Some of the show's top stars, including Sophie Turner (Sansa Stark), Maisie Williams (Arya Stark) and Kristian Nairn (Hodor) talk about their favorite death scenes in interviews with The Associated Press. "Game of Thrones" premieres its eighth and final season Sunday on HBO.
OH NO HE DIDN'T
Defending Tyrion Lannister, Oberyn Martell battles the giant known as Ser Gregor Clegane and nearly kills him, but Martell (Pedro Pascal) proved to be too cocky and celebrated too early. Clegane then crushed Martell's skull and the scene became one of the show's most memorable. It was so popular that Pascal said when he meets fans, they will imitate how Clegane gouged his character's eyes before his head exploded.
— Turner: "The skull crushing — that was pretty spectacular."
— Williams: "When Oberyn Martell got his head squished .... loved that scene. So sad, though, because I miss Pedro."
— Isaac Hempstead Wright (Bran Stark): "It was so, so shocking. Not only in terms of the brutality of it, but because I didn't see it coming. I hadn't read the script for the episode. It was one of those classic 'Game of Thrones' where you think the underdog's winning. Oh, no, no, no. He's (got) his head squished."
— Eugene Simon (Lancel Lannister): "Just as things are about to turn around, you're suddenly blown to pieces and you're a goner. It's just unbelievable. I could not believe it. I was utterly shocked. It happened so quickly as well. His skull just gets crushed and he's done."
NED'S HEAD, NED'S DEAD
"Game of Thrones" proved no character was safe from being killed off when Ned Stark, played by Sean Bean, died in season one when his head was chopped off, orchestrated by Joffrey Baratheon.
— Turner: "Sean's was amazing because it was just so shocking — because no one knew that they were going to kill off main characters."
— Conleth Hill (Varys): "Even while we were filming I kept thinking, 'Oh someone will save him.'"
One of the most uncomfortable ways to die? On the toilet. Hit with three arrows. By your own son. That's what happened to Tywin Lannister (Charles Dance) when Tyrion Lannister went full blown savage on his dad.
Gwendoline Christie (Brienne of Tarth): "Charles Dance on the toilet — thank you."
HOLD THE DOOR
Hodor became a fan favorite on "Thrones," and his death was touching and memorable: As Hodor, played by Nairn, tries to keep holding the door to give Meera time to escape with Bran Stark, who is unconscious, he sacrifices his life as the White Walkers' minions tear him apart.

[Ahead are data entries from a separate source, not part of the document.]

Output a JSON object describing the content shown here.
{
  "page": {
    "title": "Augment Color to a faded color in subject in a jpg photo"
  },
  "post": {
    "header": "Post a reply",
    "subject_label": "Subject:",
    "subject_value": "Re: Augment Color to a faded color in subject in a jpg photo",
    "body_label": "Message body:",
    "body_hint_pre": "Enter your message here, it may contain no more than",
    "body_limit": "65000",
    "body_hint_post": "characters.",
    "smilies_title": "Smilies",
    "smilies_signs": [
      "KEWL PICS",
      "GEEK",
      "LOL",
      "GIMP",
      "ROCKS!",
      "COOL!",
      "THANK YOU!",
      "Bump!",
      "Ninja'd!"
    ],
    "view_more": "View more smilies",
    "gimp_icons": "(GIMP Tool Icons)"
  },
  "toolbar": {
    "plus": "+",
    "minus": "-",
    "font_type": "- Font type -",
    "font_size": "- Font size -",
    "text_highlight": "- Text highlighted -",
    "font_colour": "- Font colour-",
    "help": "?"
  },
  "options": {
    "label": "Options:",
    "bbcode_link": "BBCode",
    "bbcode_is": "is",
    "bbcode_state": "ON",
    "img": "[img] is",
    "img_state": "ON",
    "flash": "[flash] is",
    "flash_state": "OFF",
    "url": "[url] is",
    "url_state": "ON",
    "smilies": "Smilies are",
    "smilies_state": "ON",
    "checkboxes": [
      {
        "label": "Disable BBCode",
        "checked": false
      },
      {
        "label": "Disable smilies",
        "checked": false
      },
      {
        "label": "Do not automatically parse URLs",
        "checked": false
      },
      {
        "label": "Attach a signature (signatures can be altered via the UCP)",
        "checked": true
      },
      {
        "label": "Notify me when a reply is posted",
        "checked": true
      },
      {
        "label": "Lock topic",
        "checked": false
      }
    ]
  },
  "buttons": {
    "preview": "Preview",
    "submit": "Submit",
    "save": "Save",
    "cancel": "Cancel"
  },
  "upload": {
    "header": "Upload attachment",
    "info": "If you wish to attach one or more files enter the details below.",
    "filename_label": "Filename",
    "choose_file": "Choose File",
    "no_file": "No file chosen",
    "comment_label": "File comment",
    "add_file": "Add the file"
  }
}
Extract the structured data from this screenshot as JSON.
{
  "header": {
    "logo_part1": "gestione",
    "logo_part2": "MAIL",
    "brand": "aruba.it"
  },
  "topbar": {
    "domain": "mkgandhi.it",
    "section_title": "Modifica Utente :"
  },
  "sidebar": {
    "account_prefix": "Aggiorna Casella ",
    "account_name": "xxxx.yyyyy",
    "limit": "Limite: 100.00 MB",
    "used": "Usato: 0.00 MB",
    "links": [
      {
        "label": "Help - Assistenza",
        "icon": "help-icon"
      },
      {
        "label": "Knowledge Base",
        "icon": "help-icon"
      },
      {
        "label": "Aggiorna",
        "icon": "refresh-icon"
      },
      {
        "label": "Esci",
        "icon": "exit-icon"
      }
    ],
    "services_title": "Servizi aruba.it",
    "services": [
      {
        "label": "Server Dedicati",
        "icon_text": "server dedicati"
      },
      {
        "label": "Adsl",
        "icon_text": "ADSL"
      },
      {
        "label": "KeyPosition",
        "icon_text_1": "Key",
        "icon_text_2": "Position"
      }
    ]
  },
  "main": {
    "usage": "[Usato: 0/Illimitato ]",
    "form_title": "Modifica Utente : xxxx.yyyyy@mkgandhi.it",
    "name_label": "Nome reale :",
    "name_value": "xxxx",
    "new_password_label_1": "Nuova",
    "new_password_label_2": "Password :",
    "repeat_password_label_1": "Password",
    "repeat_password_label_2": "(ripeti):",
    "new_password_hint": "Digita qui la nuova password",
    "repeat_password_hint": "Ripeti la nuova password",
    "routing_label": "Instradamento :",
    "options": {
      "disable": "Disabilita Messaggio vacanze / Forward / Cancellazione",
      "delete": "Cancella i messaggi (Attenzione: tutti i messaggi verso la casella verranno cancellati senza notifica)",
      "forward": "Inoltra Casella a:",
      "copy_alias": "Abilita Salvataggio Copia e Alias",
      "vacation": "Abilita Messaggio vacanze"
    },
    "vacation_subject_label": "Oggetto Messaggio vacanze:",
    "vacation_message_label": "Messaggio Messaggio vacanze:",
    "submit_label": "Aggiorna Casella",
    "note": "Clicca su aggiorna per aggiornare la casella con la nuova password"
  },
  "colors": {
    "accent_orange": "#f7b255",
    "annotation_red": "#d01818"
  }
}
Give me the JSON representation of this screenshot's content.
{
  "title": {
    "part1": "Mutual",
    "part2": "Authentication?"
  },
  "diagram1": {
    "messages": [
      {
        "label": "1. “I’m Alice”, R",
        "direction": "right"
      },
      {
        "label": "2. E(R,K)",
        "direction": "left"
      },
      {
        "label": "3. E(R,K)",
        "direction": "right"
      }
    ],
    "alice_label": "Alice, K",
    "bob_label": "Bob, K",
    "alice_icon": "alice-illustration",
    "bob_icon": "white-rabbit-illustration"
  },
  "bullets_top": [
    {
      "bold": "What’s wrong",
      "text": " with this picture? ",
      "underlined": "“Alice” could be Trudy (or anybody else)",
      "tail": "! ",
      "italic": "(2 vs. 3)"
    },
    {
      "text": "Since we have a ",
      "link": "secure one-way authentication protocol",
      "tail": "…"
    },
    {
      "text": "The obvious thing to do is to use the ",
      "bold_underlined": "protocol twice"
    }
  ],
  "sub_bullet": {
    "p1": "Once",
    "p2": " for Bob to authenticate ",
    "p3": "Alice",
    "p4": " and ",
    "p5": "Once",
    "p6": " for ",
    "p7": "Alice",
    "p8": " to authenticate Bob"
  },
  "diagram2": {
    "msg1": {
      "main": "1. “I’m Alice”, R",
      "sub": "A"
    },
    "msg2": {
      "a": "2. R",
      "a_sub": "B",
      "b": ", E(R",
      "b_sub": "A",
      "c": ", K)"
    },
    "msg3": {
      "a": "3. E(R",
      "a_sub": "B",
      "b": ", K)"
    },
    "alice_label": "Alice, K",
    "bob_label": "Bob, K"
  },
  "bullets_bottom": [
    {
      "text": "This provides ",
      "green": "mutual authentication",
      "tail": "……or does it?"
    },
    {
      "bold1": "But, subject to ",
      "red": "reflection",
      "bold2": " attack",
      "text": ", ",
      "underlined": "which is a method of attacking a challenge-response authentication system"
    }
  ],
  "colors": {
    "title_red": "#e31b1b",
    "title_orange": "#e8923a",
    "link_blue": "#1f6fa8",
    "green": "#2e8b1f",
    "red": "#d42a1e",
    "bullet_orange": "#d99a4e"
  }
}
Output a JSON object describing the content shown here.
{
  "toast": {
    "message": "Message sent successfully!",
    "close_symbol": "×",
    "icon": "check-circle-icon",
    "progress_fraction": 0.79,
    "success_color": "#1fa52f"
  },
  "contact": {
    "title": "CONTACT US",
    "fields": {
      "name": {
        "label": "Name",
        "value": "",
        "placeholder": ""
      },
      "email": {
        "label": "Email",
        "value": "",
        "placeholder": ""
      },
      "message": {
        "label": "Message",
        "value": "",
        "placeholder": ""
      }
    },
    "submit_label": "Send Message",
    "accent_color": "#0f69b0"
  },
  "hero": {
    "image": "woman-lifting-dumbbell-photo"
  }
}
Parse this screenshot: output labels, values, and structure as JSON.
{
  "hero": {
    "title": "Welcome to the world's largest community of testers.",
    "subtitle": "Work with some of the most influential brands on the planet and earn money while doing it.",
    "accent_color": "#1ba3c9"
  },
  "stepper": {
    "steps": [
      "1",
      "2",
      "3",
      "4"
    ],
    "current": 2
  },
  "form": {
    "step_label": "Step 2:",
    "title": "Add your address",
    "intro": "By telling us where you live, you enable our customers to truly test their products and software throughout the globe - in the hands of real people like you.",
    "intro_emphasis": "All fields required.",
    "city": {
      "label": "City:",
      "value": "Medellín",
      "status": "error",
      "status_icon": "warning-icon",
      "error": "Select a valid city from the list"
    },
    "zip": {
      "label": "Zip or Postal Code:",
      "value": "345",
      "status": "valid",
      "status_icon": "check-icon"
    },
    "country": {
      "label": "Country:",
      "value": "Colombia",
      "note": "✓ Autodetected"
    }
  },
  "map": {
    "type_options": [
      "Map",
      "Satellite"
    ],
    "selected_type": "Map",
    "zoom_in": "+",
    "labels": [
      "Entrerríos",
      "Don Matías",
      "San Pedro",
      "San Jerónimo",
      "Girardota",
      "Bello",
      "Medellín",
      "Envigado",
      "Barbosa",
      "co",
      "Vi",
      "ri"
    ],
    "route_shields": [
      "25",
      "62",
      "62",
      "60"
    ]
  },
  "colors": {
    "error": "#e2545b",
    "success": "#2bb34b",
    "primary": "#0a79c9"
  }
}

Nairn: "I definitely cried the first time I watched it. It's very different watching it back than it is doing it at the time. Yeah, I still get teary when I watch it sometimes. ...I watched a lot of people's reactions to Hodor dying. That actually moved me."
Hill: "I never saw that coming either. I was like, 'What?'"
Kerry Ingram (Shireen Baratheon): "The one that hit me the most is probably Hodor's death. ...When that happened I was just so shocked because I didn't know what was going to happen. ...The acting, the way that it was presented was just incredible. It's just such an amazing piece of television. It's heartbreaking, but amazing."
WHO LET THE DOGS OUT? WOOF, WOOF
Ramsey Bolton, played by Iwan Rheon, had his fun when he brutally tortured Theon Greyjoy and Sansa Stark, and killed his own father and pregnant stepmother. So it was only appropriate that the favor was returned when Ramsay's drooling dog — who hadn't eaten for some time — was let loose on his master, and had his way with him.
Pilou Asbaek (Euron Greyjoy): "I like the way Ramsay died. He got eaten by his own dogs. That's a very Scandinavian death. I like that ... because it's brutal. And it's poetic."
When you're Olenna Tyrell and you don't approve of your granddaughter's husband, you'll poison him on their wedding day. That's what happened to former king Joffrey Baratheon, who died in front of family, friends and foes after drinking poison.
Iain Glen (Ser Jorah Mormont): "Those eyes, you know, the strangulation, the going red ... I thought it was just a brilliantly acted death and it was a surprise, like all good 'Thrones' deaths are; just the way it manifested itself. It had captured everything that's great about 'Thrones' I think."
Princess Shireen Baratheon's death scene — she was burned alive as a sacrifice to R'hllor, known as the Lord of Light — was a hard one to watch. Her parents OK'd the death, though her mother later regretted it and tried in vain to save her daughter.
Liam Cunningham (Davos Seaworth): "My little girl Shireen. That was heartbreaking. I cried when I read that in my little room at home, when I had the pages open. ... I hoped it was a joke. A horrible thing to happen but incredibly dramatic as regards to storytelling."